Task directions: Scan the entries that follow for the word "arrow", then report every line in which it appears.

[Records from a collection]
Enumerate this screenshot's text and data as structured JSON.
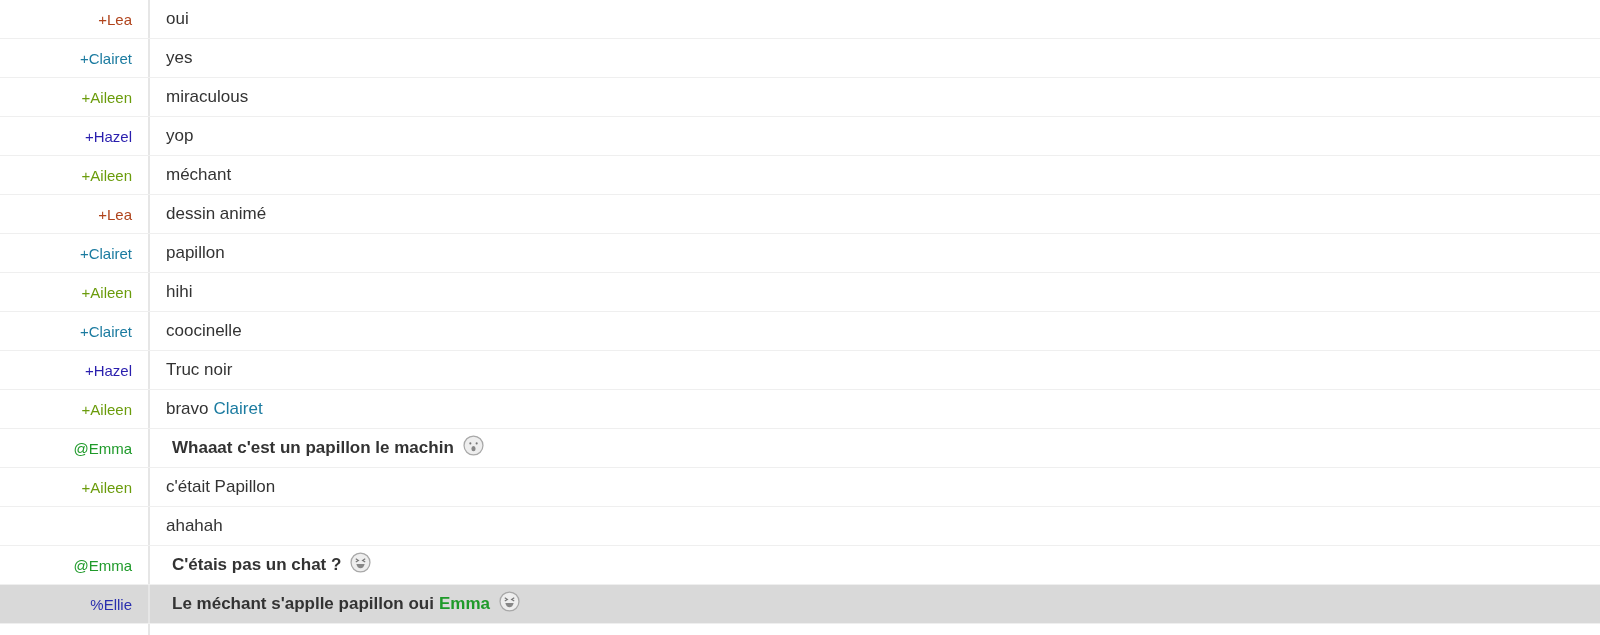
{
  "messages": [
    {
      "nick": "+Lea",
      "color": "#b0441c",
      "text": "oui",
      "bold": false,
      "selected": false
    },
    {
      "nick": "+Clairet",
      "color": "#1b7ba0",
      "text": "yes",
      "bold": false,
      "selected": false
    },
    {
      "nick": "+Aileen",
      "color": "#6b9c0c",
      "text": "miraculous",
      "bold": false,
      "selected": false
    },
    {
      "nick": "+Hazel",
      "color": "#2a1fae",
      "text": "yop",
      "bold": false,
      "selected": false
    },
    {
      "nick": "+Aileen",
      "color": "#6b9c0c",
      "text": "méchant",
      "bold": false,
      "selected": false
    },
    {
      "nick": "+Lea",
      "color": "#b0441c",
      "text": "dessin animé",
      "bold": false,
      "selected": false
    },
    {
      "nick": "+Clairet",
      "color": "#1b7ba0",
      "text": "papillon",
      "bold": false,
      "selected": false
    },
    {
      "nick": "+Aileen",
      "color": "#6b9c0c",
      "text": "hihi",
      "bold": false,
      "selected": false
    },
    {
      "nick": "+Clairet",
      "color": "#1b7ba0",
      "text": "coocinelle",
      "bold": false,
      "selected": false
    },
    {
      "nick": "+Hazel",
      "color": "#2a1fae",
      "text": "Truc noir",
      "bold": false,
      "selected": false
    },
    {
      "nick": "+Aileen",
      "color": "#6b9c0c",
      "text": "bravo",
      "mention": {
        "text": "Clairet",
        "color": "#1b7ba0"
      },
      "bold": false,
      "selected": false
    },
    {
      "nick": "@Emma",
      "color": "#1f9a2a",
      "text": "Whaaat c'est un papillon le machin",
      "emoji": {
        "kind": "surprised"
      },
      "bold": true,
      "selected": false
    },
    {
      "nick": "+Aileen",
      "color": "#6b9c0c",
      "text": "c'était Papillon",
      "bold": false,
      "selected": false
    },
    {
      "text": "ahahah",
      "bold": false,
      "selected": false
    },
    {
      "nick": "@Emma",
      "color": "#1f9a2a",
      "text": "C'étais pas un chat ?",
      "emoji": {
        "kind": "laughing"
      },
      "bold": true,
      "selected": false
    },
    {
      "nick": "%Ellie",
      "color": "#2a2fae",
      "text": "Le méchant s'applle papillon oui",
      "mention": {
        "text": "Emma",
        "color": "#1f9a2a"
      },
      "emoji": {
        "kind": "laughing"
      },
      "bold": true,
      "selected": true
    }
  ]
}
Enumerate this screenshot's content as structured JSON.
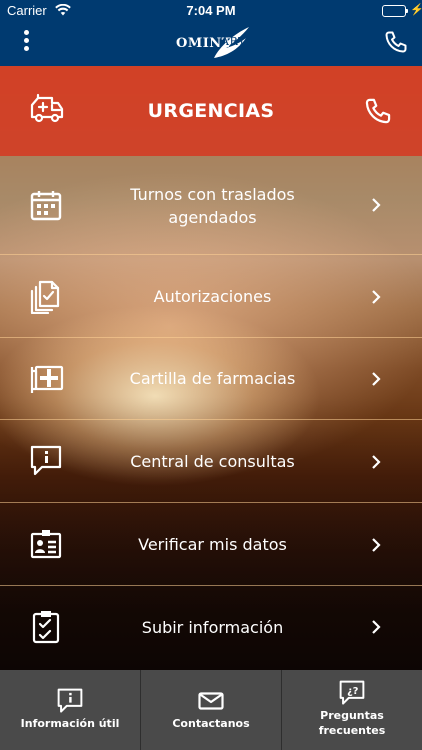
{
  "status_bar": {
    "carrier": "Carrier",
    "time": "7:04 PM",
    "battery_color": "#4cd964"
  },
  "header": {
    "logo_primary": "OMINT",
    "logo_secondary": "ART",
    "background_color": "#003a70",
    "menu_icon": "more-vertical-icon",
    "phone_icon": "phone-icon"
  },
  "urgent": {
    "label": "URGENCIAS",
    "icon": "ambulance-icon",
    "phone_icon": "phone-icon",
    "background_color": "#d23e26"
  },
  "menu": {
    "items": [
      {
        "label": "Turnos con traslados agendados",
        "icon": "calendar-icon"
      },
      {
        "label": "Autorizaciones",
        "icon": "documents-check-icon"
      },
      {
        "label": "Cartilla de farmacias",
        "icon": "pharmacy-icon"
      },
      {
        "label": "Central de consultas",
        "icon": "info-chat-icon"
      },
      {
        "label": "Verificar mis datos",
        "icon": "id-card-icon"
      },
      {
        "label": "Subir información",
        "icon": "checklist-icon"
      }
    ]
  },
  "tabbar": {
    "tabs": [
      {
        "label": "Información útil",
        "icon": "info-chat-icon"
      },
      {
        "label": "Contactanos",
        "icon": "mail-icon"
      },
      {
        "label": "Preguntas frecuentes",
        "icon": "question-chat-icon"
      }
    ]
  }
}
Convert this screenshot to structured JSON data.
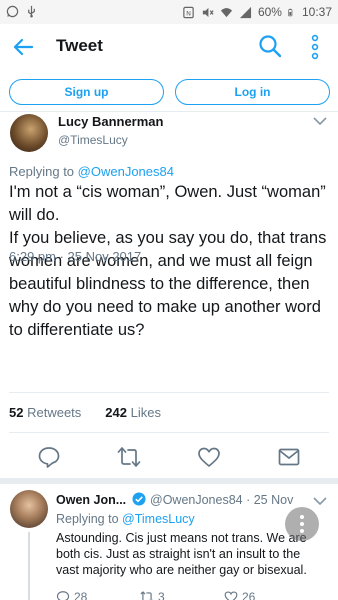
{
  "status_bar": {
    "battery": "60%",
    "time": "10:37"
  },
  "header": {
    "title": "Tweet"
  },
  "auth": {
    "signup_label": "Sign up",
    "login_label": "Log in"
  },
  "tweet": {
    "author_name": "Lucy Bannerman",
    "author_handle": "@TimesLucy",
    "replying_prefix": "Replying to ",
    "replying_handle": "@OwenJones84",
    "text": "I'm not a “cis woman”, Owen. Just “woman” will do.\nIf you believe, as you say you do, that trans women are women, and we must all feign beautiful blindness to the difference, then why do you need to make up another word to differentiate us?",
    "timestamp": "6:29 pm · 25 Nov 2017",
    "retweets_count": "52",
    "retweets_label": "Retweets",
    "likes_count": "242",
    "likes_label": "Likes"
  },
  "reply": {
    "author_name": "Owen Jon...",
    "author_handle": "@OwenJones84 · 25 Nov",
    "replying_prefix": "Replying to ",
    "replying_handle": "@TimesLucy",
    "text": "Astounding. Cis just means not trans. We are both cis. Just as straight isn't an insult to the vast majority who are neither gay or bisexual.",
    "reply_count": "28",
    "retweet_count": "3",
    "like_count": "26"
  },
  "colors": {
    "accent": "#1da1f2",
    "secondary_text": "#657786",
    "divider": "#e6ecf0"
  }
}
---
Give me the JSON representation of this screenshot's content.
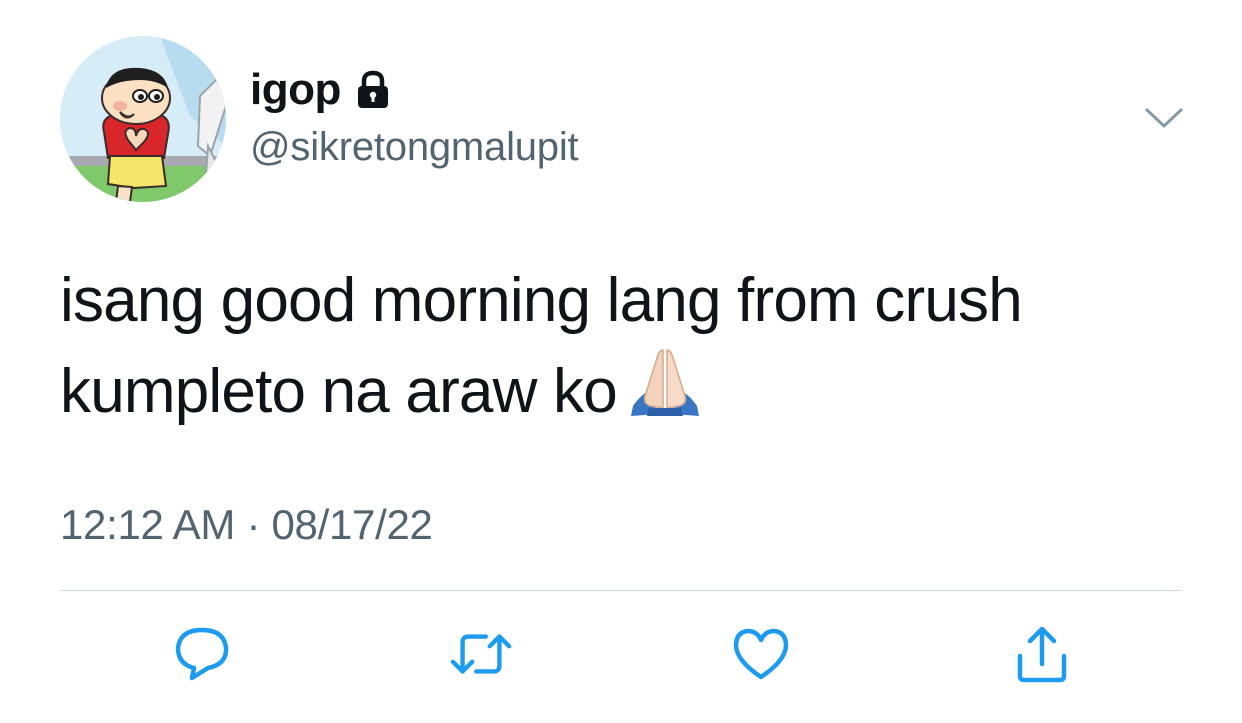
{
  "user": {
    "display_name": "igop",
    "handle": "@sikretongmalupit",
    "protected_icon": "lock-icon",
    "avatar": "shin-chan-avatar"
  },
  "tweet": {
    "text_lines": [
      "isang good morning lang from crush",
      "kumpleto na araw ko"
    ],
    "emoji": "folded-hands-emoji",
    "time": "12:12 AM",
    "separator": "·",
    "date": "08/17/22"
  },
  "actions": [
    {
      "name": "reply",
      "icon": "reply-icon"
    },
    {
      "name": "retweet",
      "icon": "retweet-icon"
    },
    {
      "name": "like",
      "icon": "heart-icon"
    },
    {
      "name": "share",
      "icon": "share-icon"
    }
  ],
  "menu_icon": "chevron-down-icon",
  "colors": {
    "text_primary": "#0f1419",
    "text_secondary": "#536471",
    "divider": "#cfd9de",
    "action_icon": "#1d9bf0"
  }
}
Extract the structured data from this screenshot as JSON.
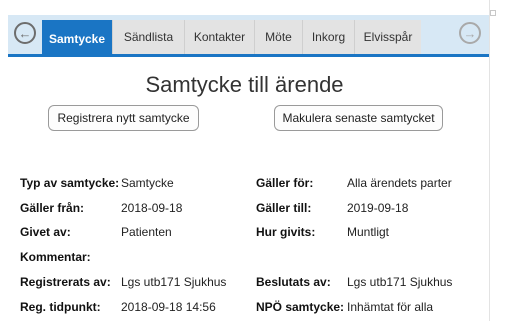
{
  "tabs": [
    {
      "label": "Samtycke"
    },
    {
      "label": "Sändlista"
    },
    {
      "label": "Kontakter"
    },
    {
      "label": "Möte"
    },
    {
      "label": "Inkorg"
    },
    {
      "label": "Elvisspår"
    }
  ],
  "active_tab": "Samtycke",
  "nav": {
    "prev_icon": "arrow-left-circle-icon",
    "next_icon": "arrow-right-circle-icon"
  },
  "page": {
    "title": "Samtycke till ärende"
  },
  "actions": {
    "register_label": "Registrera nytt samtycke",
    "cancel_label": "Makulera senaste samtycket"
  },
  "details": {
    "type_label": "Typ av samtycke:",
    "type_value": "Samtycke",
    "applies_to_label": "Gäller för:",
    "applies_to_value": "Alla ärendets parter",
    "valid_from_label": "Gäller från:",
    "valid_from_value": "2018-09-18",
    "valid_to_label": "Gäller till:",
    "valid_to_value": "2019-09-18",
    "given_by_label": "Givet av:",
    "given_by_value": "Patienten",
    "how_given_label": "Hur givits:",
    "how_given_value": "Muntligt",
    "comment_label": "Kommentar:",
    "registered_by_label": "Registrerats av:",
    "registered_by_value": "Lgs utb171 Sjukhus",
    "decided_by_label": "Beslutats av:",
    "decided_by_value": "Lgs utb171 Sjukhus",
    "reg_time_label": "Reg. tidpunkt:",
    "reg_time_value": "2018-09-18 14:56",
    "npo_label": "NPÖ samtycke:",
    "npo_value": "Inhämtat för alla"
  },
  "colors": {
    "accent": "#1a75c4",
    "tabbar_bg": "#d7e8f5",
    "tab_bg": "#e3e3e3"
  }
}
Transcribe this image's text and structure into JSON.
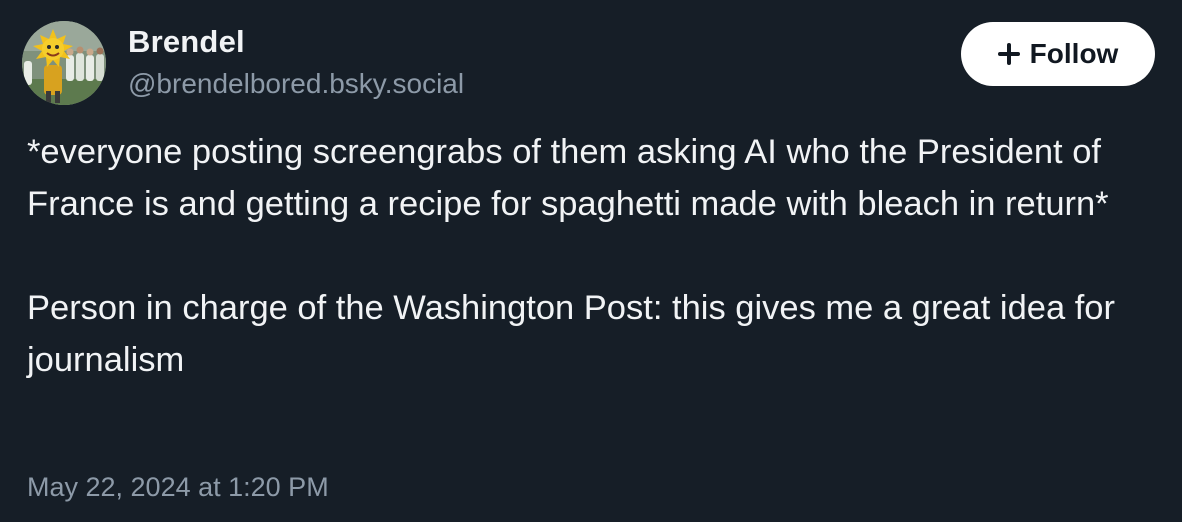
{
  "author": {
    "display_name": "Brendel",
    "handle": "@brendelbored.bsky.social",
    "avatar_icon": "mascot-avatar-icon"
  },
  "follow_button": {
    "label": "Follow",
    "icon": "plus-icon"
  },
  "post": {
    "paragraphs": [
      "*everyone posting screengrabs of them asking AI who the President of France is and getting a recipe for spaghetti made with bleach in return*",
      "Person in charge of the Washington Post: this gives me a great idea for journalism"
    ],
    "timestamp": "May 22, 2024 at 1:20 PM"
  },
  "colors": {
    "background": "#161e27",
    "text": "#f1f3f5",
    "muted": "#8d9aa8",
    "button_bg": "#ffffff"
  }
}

Completed exercise:
    "prev_icon": "arrow-left-circle-icon",
    "next_icon": "arrow-right-circle-icon"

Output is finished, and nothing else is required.